# Exercise directions:
Scan the lines below; pull out those with "JSON".

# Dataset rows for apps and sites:
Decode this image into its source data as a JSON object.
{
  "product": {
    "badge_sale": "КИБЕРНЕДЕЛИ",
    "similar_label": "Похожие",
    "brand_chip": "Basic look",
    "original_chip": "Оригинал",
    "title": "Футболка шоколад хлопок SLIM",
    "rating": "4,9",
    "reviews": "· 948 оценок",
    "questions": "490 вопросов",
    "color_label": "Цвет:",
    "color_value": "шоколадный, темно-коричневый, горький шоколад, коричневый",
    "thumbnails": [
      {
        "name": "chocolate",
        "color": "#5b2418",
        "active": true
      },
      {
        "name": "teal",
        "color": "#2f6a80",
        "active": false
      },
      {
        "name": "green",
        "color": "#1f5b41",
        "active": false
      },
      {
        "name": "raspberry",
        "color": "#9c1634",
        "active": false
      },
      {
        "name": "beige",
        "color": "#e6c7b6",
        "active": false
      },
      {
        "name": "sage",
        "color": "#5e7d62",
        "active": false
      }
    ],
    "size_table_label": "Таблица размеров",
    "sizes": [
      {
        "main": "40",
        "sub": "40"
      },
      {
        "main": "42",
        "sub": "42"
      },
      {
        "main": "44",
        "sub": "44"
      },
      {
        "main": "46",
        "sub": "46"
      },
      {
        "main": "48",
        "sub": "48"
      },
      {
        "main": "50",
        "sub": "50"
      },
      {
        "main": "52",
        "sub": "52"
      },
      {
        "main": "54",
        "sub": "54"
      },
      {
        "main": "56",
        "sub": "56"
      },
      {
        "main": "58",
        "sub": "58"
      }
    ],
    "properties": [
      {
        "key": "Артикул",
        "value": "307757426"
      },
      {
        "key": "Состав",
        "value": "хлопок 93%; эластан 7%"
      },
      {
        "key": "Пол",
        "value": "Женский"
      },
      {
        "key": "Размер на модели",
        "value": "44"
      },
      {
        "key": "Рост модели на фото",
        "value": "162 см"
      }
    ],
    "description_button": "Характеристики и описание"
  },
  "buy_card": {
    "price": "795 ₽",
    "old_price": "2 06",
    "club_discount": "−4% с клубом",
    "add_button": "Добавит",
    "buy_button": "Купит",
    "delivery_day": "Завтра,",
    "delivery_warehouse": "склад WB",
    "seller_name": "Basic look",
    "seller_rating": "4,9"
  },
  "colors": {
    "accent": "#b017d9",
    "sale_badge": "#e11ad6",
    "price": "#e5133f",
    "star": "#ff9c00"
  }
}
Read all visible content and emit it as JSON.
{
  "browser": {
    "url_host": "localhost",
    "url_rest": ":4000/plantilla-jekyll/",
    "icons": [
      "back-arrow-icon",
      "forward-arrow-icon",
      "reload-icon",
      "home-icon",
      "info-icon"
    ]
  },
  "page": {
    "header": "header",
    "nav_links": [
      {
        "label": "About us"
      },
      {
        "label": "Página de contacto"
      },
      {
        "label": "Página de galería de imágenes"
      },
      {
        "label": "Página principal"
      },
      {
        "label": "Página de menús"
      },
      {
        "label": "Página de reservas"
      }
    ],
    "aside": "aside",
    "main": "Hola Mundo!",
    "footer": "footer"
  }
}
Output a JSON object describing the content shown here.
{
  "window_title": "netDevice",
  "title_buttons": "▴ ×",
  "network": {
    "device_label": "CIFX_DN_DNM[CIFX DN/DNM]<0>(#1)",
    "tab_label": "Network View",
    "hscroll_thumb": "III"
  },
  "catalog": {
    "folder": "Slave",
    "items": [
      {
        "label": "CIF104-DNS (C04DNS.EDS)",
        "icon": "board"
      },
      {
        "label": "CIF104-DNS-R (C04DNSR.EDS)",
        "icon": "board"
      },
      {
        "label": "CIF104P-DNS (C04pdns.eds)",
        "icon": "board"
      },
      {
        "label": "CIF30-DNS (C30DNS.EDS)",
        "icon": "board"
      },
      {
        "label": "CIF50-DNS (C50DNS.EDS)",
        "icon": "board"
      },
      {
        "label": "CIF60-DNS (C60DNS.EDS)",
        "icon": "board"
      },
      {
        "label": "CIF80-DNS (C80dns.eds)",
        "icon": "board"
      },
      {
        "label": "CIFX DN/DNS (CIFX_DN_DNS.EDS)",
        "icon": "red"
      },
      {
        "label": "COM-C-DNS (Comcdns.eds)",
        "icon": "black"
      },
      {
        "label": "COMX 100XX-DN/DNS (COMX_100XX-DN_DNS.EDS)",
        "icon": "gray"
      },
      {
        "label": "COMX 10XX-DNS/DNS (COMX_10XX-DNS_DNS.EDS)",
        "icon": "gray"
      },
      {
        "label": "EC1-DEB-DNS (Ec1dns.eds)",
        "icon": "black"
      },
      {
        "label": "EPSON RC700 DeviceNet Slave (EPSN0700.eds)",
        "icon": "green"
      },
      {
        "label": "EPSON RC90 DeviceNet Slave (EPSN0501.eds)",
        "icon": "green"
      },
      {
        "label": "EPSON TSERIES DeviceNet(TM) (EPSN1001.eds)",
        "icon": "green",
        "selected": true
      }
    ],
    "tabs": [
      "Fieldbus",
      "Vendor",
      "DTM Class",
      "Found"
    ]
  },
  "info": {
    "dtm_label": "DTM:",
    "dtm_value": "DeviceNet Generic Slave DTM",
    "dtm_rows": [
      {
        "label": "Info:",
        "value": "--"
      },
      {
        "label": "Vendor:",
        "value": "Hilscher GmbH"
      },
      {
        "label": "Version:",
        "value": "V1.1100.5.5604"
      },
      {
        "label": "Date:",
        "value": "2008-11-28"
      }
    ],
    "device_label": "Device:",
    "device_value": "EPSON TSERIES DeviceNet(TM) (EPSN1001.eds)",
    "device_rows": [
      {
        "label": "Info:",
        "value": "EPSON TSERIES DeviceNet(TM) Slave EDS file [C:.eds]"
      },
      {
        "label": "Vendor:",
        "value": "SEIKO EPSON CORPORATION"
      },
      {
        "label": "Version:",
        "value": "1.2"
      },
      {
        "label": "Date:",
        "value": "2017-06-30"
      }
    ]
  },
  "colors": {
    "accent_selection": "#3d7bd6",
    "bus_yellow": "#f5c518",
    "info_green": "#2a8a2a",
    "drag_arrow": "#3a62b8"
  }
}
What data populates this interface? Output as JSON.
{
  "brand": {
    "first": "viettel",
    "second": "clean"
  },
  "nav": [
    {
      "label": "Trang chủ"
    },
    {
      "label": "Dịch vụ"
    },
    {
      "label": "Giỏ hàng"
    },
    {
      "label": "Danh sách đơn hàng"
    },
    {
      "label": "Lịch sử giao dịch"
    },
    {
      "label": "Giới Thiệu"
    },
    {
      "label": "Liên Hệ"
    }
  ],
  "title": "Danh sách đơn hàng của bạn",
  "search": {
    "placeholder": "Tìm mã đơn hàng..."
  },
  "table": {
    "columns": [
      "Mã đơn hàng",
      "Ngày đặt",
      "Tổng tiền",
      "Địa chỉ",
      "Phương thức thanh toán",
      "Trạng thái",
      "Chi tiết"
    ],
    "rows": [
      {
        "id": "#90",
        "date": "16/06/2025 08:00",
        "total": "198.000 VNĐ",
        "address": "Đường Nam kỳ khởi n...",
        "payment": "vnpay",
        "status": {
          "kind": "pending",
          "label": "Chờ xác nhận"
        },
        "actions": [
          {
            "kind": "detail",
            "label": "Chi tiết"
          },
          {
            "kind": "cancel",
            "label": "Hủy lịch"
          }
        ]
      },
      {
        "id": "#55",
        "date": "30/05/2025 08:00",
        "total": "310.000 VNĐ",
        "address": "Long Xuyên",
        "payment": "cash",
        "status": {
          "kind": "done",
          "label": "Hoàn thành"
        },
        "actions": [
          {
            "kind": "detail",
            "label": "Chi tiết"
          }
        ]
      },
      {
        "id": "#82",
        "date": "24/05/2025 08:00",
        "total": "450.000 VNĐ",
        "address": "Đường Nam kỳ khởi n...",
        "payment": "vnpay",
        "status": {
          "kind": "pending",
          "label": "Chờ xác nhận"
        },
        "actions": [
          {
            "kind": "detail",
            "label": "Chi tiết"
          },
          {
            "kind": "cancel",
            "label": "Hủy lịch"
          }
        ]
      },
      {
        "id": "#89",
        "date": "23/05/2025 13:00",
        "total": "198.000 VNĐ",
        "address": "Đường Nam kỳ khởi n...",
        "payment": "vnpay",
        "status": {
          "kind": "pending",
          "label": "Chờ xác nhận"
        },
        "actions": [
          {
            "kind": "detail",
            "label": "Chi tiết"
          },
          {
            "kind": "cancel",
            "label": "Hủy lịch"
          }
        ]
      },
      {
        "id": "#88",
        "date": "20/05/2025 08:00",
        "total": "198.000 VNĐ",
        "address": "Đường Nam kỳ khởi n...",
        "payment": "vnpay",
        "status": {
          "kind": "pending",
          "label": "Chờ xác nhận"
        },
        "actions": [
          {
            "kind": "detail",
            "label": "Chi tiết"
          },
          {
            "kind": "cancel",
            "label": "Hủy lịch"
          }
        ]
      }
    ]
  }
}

# Solution to this exercise:
Decode this image into its source data as a JSON object.
Read all visible content and emit it as JSON.
Output a JSON object describing the content shown here.
What data populates this interface? Output as JSON.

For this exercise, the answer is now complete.